Deciphering credit scoresMost major lenders assign your credit score based on the information provided by three national credit bureaus: Equifax, Experian, and TransUnion. These companies report your credit history to FICO, who give you a score from 300 to 850 (850 being the best your score can get). When applying for a mortgage (or attempting to be pre-approved for a home loan), the lender you choose will weight several aspects to determine if they will lend money to you and under what terms they will lend you the money. Among these are your employment status, current salary, your savings and assets, and your credit score. Lenders use this data to attempt to determine how likely you are to pay off your debt. To be considered a "safe" person to lend money to it will require a combination of things, including good credit. What is good credit? Credit scores are based on five components:
- 35%: your payment history
- 30%: your debt amount
- 15%: length of your credit history
- 10%: types of credit you have used
- 10%: recent credit inquiries (such as taking out new loans or opening new credit cards)
What does this mean for taking out mortgages?A higher credit score will get you a lower interest rate. By the time you pay off your mortgage, just a hundred points on your credit score could save you thousands on your mortgage, and that's not including the money you might save by getting lower interest rates on other loans as well. If you would like to buy a home within the next few years, take this time to focus on building your credit score:
- If you have high balances, do your best to lower them
- If you have a tendency to miss payments, set recurring reminders in your phone to make sure you pay on time

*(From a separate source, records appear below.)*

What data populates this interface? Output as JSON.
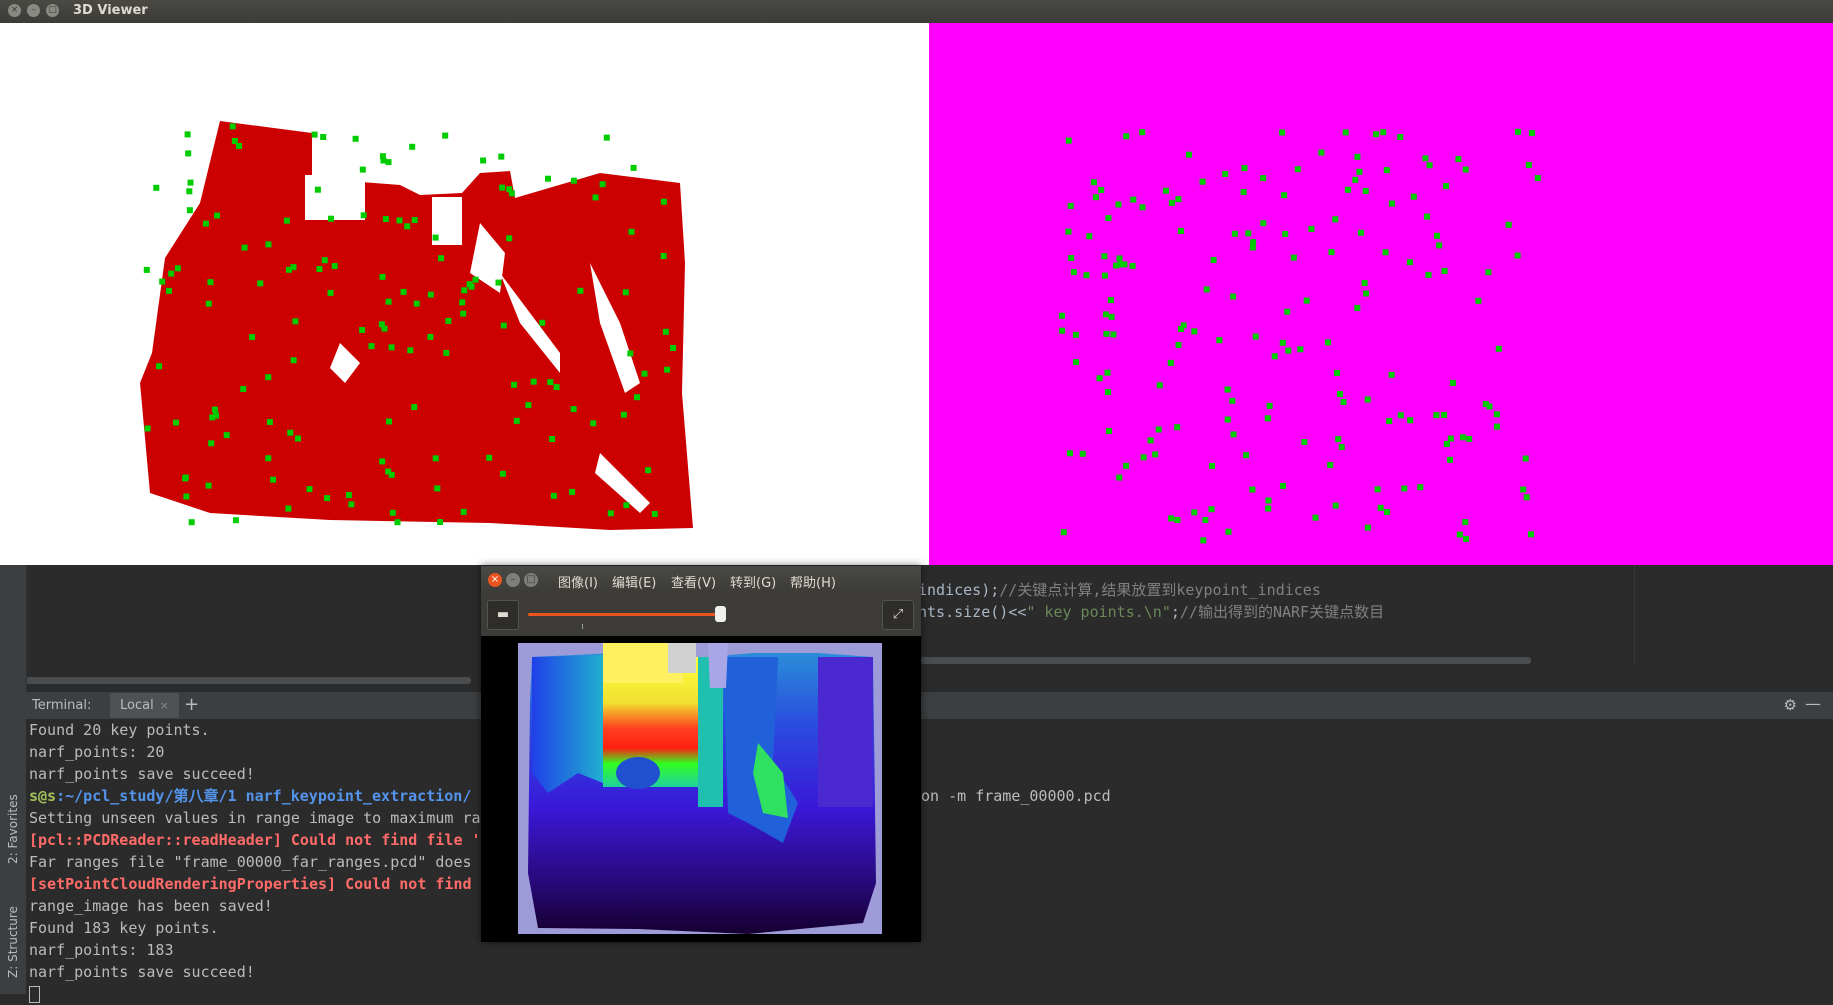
{
  "viewer": {
    "title": "3D Viewer",
    "left_bg": "#ffffff",
    "right_bg": "#ff00ff",
    "cloud_color": "#cc0000",
    "keypoint_color": "#00cc00"
  },
  "image_window": {
    "menu": [
      "图像(I)",
      "编辑(E)",
      "查看(V)",
      "转到(G)",
      "帮助(H)"
    ],
    "zoom_level": 0.93
  },
  "editor": {
    "line1_code": "indices);",
    "line1_comment": "//关键点计算,结果放置到keypoint_indices",
    "line2_code": "nts.size()<<",
    "line2_string": "\" key points.\\n\"",
    "line2_end": ";",
    "line2_comment": "//输出得到的NARF关键点数目"
  },
  "side_tabs": {
    "favorites": "2: Favorites",
    "structure": "Z: Structure"
  },
  "terminal": {
    "label": "Terminal:",
    "tab": "Local",
    "lines": [
      "Found 20 key points.",
      "narf_points: 20",
      "narf_points save succeed!"
    ],
    "prompt_user": "s@s",
    "prompt_path": ":~/pcl_study/第八章/1 narf_keypoint_extraction/",
    "prompt_tail": "ion -m frame_00000.pcd",
    "line_setting": "Setting unseen values in range image to maximum ra",
    "line_err1": "[pcl::PCDReader::readHeader] Could not find file '",
    "line_far": "Far ranges file \"frame_00000_far_ranges.pcd\" does",
    "line_err2": "[setPointCloudRenderingProperties] Could not find",
    "lines2": [
      "range_image has been saved!",
      "Found 183 key points.",
      "narf_points: 183",
      "narf_points save succeed!"
    ]
  }
}
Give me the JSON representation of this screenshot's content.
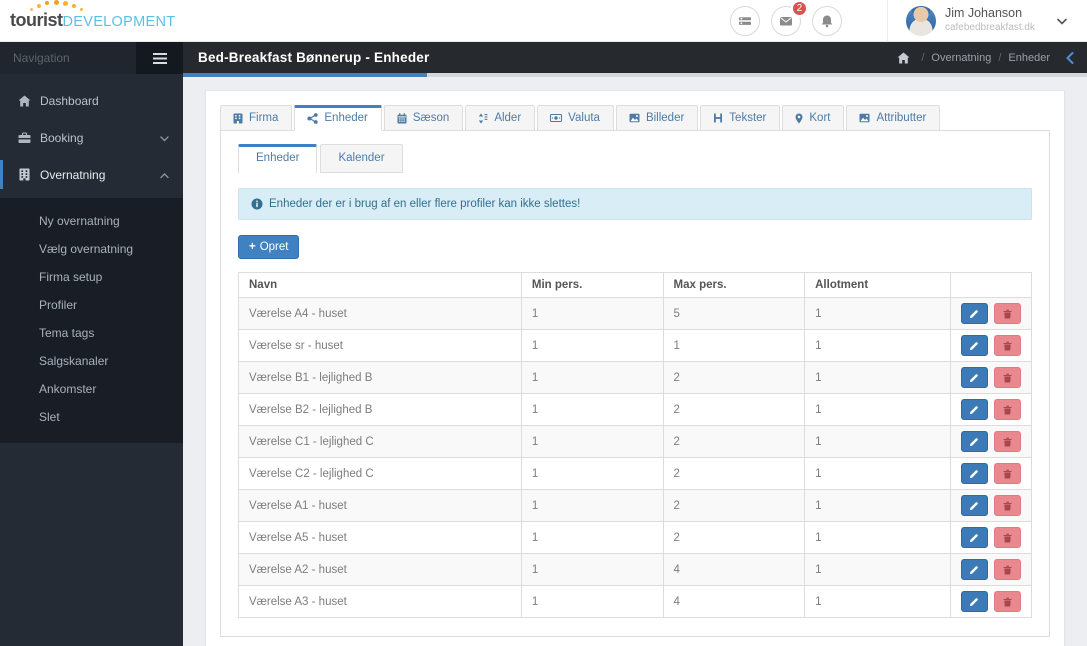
{
  "topbar": {
    "logo_primary": "tourist",
    "logo_secondary": "DEVELOPMENT",
    "unread_count": "2",
    "user_name": "Jim Johanson",
    "user_domain": "cafebedbreakfast.dk"
  },
  "icons": {
    "logo_sun": "arc-of-orange-dots",
    "messages": "list-icon",
    "mail": "envelope-icon",
    "alerts": "bell-icon",
    "edit": "pencil-icon",
    "delete": "trash-icon",
    "info": "info-circle-icon"
  },
  "sidebar": {
    "header": "Navigation",
    "items": [
      {
        "label": "Dashboard",
        "icon": "home-icon"
      },
      {
        "label": "Booking",
        "icon": "briefcase-icon",
        "caret": "down"
      },
      {
        "label": "Overnatning",
        "icon": "building-icon",
        "caret": "up",
        "active": true
      }
    ],
    "submenu": [
      "Ny overnatning",
      "Vælg overnatning",
      "Firma setup",
      "Profiler",
      "Tema tags",
      "Salgskanaler",
      "Ankomster",
      "Slet"
    ]
  },
  "header": {
    "title": "Bed-Breakfast Bønnerup - Enheder",
    "breadcrumb": [
      "Overnatning",
      "Enheder"
    ]
  },
  "tabs": [
    {
      "label": "Firma",
      "icon": "building-icon"
    },
    {
      "label": "Enheder",
      "icon": "share-nodes-icon",
      "active": true
    },
    {
      "label": "Sæson",
      "icon": "calendar-icon"
    },
    {
      "label": "Alder",
      "icon": "sort-icon"
    },
    {
      "label": "Valuta",
      "icon": "money-icon"
    },
    {
      "label": "Billeder",
      "icon": "image-icon"
    },
    {
      "label": "Tekster",
      "icon": "header-icon"
    },
    {
      "label": "Kort",
      "icon": "map-marker-icon"
    },
    {
      "label": "Attributter",
      "icon": "image-icon"
    }
  ],
  "subtabs": [
    {
      "label": "Enheder",
      "active": true
    },
    {
      "label": "Kalender"
    }
  ],
  "alert": {
    "text": "Enheder der er i brug af en eller flere profiler kan ikke slettes!"
  },
  "create_button": {
    "plus": "+",
    "label": "Opret"
  },
  "table": {
    "columns": [
      "Navn",
      "Min pers.",
      "Max pers.",
      "Allotment",
      ""
    ],
    "rows": [
      {
        "navn": "Værelse A4 - huset",
        "min": "1",
        "max": "5",
        "allotment": "1"
      },
      {
        "navn": "Værelse sr - huset",
        "min": "1",
        "max": "1",
        "allotment": "1"
      },
      {
        "navn": "Værelse B1 - lejlighed B",
        "min": "1",
        "max": "2",
        "allotment": "1"
      },
      {
        "navn": "Værelse B2 - lejlighed B",
        "min": "1",
        "max": "2",
        "allotment": "1"
      },
      {
        "navn": "Værelse C1 - lejlighed C",
        "min": "1",
        "max": "2",
        "allotment": "1"
      },
      {
        "navn": "Værelse C2 - lejlighed C",
        "min": "1",
        "max": "2",
        "allotment": "1"
      },
      {
        "navn": "Værelse A1 - huset",
        "min": "1",
        "max": "2",
        "allotment": "1"
      },
      {
        "navn": "Værelse A5 - huset",
        "min": "1",
        "max": "2",
        "allotment": "1"
      },
      {
        "navn": "Værelse A2 - huset",
        "min": "1",
        "max": "4",
        "allotment": "1"
      },
      {
        "navn": "Værelse A3 - huset",
        "min": "1",
        "max": "4",
        "allotment": "1"
      }
    ]
  },
  "colors": {
    "accent_blue": "#3f81c1",
    "sidebar_bg": "#252b35",
    "header_bg": "#26292e",
    "alert_bg": "#d9edf7",
    "delete_red": "#e9898f",
    "badge_red": "#d9534f",
    "logo_blue": "#5bc0e8",
    "sun_orange": "#f5a01e"
  }
}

- If you don't have diverse credit, it could be a good time to take out a loan or open your first credit card